Exercise details:
Among the entries below, find each line holding "title" and return it.

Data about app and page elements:
◇ ◇ ◇ ◇ ◇
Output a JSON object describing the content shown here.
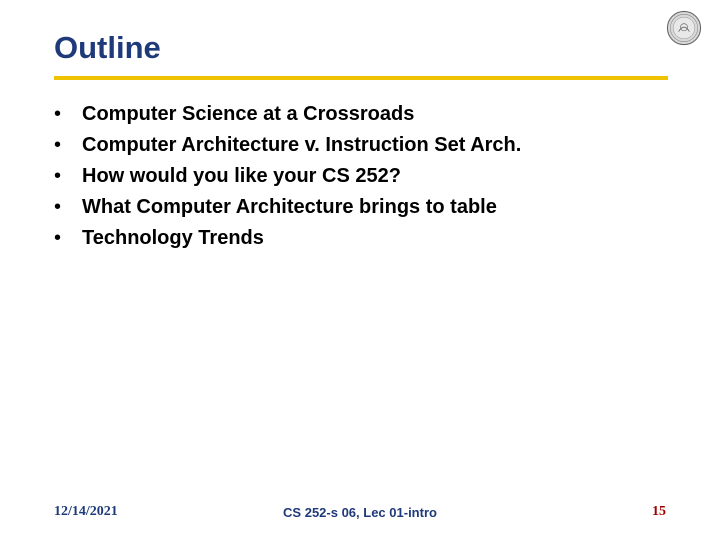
{
  "title": "Outline",
  "bullets": [
    "Computer Science at a Crossroads",
    "Computer Architecture v. Instruction Set Arch.",
    "How would you like your CS 252?",
    "What Computer Architecture brings to table",
    "Technology Trends"
  ],
  "footer": {
    "date": "12/14/2021",
    "center": "CS 252-s 06, Lec 01-intro",
    "page": "15"
  }
}
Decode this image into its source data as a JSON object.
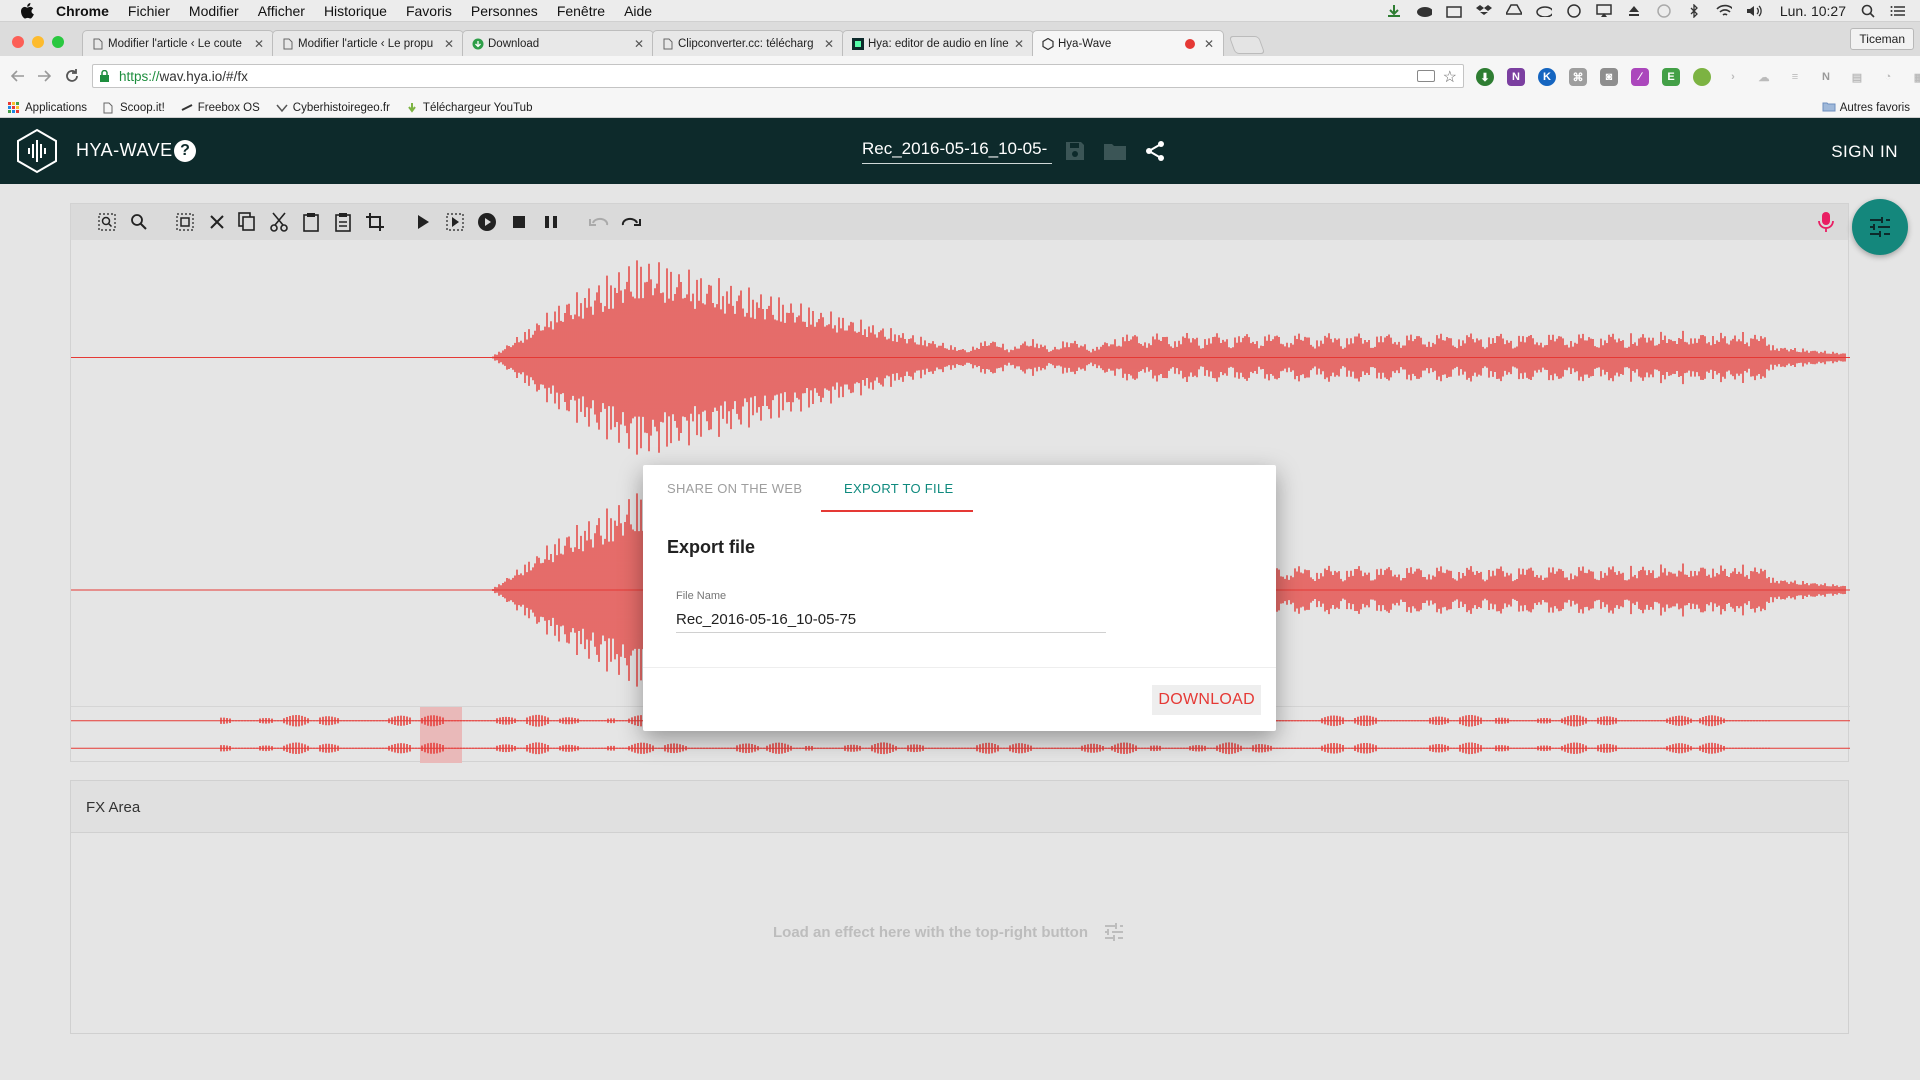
{
  "os_menubar": {
    "app": "Chrome",
    "items": [
      "Fichier",
      "Modifier",
      "Afficher",
      "Historique",
      "Favoris",
      "Personnes",
      "Fenêtre",
      "Aide"
    ],
    "clock": "Lun. 10:27"
  },
  "browser": {
    "tabs": [
      {
        "label": "Modifier l'article ‹ Le coute",
        "active": false
      },
      {
        "label": "Modifier l'article ‹ Le propu",
        "active": false
      },
      {
        "label": "Download",
        "active": false
      },
      {
        "label": "Clipconverter.cc: télécharg",
        "active": false
      },
      {
        "label": "Hya: editor de audio en líne",
        "active": false
      },
      {
        "label": "Hya-Wave",
        "active": true
      }
    ],
    "profile": "Ticeman",
    "url_https": "https://",
    "url_rest": "wav.hya.io/#/fx",
    "bookmarks": [
      "Applications",
      "Scoop.it!",
      "Freebox OS",
      "Cyberhistoiregeo.fr",
      "Téléchargeur YouTub"
    ],
    "other_bookmarks": "Autres favoris"
  },
  "app": {
    "title": "HYA-WAVE",
    "help_icon": "help-icon",
    "filename": "Rec_2016-05-16_10-05-",
    "sign_in": "SIGN IN"
  },
  "colors": {
    "header_bg": "#0d2a2b",
    "accent": "#14877c",
    "wave": "#e53935"
  },
  "fx": {
    "title": "FX Area",
    "hint": "Load an effect here with the top-right button"
  },
  "dialog": {
    "tab_share": "SHARE ON THE WEB",
    "tab_export": "EXPORT TO FILE",
    "active_tab": "EXPORT TO FILE",
    "title": "Export file",
    "field_label": "File Name",
    "field_value": "Rec_2016-05-16_10-05-75",
    "download": "DOWNLOAD"
  }
}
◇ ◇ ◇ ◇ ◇
Answer box:
  "title": "Outline",
    "title": "HYA-WAVE",
    "title": "FX Area",
    "title": "Export file",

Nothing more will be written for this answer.